Task statement:
All records are to be restated exactly, each line as it reads.

[Given data Boundary: Start]

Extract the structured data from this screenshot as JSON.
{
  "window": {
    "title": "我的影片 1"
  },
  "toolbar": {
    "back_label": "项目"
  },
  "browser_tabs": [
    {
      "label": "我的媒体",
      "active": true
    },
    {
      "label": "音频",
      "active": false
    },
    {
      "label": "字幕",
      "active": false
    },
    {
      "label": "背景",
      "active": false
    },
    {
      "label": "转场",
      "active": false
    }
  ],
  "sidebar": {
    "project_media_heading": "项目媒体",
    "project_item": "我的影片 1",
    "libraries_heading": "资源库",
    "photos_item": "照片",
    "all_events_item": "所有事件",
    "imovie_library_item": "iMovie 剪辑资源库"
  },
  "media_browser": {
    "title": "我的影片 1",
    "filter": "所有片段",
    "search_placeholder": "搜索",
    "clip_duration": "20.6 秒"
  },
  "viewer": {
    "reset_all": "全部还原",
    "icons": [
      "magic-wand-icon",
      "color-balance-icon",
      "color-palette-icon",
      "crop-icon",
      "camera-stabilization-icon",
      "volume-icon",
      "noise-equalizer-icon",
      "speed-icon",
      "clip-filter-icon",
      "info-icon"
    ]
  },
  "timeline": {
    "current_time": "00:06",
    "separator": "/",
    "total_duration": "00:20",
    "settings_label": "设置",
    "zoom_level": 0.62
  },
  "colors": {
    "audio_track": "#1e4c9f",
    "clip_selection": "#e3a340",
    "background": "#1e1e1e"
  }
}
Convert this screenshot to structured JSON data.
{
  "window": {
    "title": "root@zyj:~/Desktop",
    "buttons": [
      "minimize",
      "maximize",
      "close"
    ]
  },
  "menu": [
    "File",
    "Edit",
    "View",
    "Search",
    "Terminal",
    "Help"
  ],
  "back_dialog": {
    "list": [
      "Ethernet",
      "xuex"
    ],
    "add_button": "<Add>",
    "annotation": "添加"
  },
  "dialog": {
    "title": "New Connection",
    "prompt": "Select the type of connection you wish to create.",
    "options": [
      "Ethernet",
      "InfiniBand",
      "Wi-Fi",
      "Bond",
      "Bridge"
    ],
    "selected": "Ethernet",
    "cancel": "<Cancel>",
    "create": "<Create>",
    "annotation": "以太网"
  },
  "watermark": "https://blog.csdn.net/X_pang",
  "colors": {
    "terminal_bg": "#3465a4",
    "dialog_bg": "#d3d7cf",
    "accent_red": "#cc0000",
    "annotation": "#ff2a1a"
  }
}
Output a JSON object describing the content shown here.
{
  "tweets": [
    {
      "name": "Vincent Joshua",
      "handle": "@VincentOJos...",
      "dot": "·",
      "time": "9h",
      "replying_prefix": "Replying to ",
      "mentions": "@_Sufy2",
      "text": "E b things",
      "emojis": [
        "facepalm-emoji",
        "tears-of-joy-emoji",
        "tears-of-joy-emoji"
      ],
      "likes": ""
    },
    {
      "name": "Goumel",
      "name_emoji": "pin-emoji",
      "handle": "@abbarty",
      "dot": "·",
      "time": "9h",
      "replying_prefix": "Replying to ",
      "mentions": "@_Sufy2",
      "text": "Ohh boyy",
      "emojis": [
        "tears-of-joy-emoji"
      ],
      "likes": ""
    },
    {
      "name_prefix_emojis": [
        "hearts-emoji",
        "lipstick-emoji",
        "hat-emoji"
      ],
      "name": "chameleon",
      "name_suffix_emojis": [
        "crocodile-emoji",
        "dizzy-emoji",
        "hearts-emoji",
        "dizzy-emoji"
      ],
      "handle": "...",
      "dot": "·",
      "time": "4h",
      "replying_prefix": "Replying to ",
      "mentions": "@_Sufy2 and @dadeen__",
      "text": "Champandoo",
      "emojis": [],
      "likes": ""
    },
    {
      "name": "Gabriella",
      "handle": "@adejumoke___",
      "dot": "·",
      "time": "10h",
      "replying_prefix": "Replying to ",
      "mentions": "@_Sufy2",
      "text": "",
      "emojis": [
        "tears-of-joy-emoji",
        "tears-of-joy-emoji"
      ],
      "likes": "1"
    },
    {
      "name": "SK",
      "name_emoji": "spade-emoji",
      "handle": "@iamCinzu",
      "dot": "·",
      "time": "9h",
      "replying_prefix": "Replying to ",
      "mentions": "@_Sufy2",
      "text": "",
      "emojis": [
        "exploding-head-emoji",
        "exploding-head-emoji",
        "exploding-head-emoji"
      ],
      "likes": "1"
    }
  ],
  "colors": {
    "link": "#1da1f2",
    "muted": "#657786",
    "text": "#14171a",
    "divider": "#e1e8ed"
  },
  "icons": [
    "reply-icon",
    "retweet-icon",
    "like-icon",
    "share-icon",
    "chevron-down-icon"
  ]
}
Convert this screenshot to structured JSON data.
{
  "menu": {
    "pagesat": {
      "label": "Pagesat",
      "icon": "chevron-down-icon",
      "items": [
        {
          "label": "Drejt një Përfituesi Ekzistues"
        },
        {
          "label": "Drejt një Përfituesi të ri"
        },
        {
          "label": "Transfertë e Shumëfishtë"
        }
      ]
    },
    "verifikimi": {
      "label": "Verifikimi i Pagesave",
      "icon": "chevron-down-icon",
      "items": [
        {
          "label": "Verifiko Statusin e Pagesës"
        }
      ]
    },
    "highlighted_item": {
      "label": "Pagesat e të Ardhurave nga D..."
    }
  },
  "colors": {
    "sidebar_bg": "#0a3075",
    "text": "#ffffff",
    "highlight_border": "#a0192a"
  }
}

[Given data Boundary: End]

Result of the task:
Extract the structured data from this screenshot as JSON.
{
  "window": {
    "title": "我的影片 1"
  },
  "toolbar": {
    "back_label": "项目"
  },
  "browser_tabs": [
    {
      "label": "我的媒体",
      "active": true
    },
    {
      "label": "音频",
      "active": false
    },
    {
      "label": "字幕",
      "active": false
    },
    {
      "label": "背景",
      "active": false
    },
    {
      "label": "转场",
      "active": false
    }
  ],
  "sidebar": {
    "project_media_heading": "项目媒体",
    "project_item": "我的影片 1",
    "libraries_heading": "资源库",
    "photos_item": "照片",
    "all_events_item": "所有事件",
    "imovie_library_item": "iMovie 剪辑资源库"
  },
  "media_browser": {
    "title": "我的影片 1",
    "filter": "所有片段",
    "search_placeholder": "搜索",
    "clip_duration": "20.6 秒"
  },
  "viewer": {
    "reset_all": "全部还原",
    "icons": [
      "magic-wand-icon",
      "color-balance-icon",
      "color-palette-icon",
      "crop-icon",
      "camera-stabilization-icon",
      "volume-icon",
      "noise-equalizer-icon",
      "speed-icon",
      "clip-filter-icon",
      "info-icon"
    ]
  },
  "timeline": {
    "current_time": "00:06",
    "separator": "/",
    "total_duration": "00:20",
    "settings_label": "设置",
    "zoom_level": 0.62
  },
  "colors": {
    "audio_track": "#1e4c9f",
    "clip_selection": "#e3a340",
    "background": "#1e1e1e"
  }
}
Convert this screenshot to structured JSON data.
{
  "window": {
    "title": "root@zyj:~/Desktop",
    "buttons": [
      "minimize",
      "maximize",
      "close"
    ]
  },
  "menu": [
    "File",
    "Edit",
    "View",
    "Search",
    "Terminal",
    "Help"
  ],
  "back_dialog": {
    "list": [
      "Ethernet",
      "xuex"
    ],
    "add_button": "<Add>",
    "annotation": "添加"
  },
  "dialog": {
    "title": "New Connection",
    "prompt": "Select the type of connection you wish to create.",
    "options": [
      "Ethernet",
      "InfiniBand",
      "Wi-Fi",
      "Bond",
      "Bridge"
    ],
    "selected": "Ethernet",
    "cancel": "<Cancel>",
    "create": "<Create>",
    "annotation": "以太网"
  },
  "watermark": "https://blog.csdn.net/X_pang",
  "colors": {
    "terminal_bg": "#3465a4",
    "dialog_bg": "#d3d7cf",
    "accent_red": "#cc0000",
    "annotation": "#ff2a1a"
  }
}
Output a JSON object describing the content shown here.
{
  "tweets": [
    {
      "name": "Vincent Joshua",
      "handle": "@VincentOJos...",
      "dot": "·",
      "time": "9h",
      "replying_prefix": "Replying to ",
      "mentions": "@_Sufy2",
      "text": "E b things",
      "emojis": [
        "facepalm-emoji",
        "tears-of-joy-emoji",
        "tears-of-joy-emoji"
      ],
      "likes": ""
    },
    {
      "name": "Goumel",
      "name_emoji": "pin-emoji",
      "handle": "@abbarty",
      "dot": "·",
      "time": "9h",
      "replying_prefix": "Replying to ",
      "mentions": "@_Sufy2",
      "text": "Ohh boyy",
      "emojis": [
        "tears-of-joy-emoji"
      ],
      "likes": ""
    },
    {
      "name_prefix_emojis": [
        "hearts-emoji",
        "lipstick-emoji",
        "hat-emoji"
      ],
      "name": "chameleon",
      "name_suffix_emojis": [
        "crocodile-emoji",
        "dizzy-emoji",
        "hearts-emoji",
        "dizzy-emoji"
      ],
      "handle": "...",
      "dot": "·",
      "time": "4h",
      "replying_prefix": "Replying to ",
      "mentions": "@_Sufy2 and @dadeen__",
      "text": "Champandoo",
      "emojis": [],
      "likes": ""
    },
    {
      "name": "Gabriella",
      "handle": "@adejumoke___",
      "dot": "·",
      "time": "10h",
      "replying_prefix": "Replying to ",
      "mentions": "@_Sufy2",
      "text": "",
      "emojis": [
        "tears-of-joy-emoji",
        "tears-of-joy-emoji"
      ],
      "likes": "1"
    },
    {
      "name": "SK",
      "name_emoji": "spade-emoji",
      "handle": "@iamCinzu",
      "dot": "·",
      "time": "9h",
      "replying_prefix": "Replying to ",
      "mentions": "@_Sufy2",
      "text": "",
      "emojis": [
        "exploding-head-emoji",
        "exploding-head-emoji",
        "exploding-head-emoji"
      ],
      "likes": "1"
    }
  ],
  "colors": {
    "link": "#1da1f2",
    "muted": "#657786",
    "text": "#14171a",
    "divider": "#e1e8ed"
  },
  "icons": [
    "reply-icon",
    "retweet-icon",
    "like-icon",
    "share-icon",
    "chevron-down-icon"
  ]
}
Convert this screenshot to structured JSON data.
{
  "menu": {
    "pagesat": {
      "label": "Pagesat",
      "icon": "chevron-down-icon",
      "items": [
        {
          "label": "Drejt një Përfituesi Ekzistues"
        },
        {
          "label": "Drejt një Përfituesi të ri"
        },
        {
          "label": "Transfertë e Shumëfishtë"
        }
      ]
    },
    "verifikimi": {
      "label": "Verifikimi i Pagesave",
      "icon": "chevron-down-icon",
      "items": [
        {
          "label": "Verifiko Statusin e Pagesës"
        }
      ]
    },
    "highlighted_item": {
      "label": "Pagesat e të Ardhurave nga D..."
    }
  },
  "colors": {
    "sidebar_bg": "#0a3075",
    "text": "#ffffff",
    "highlight_border": "#a0192a"
  }
}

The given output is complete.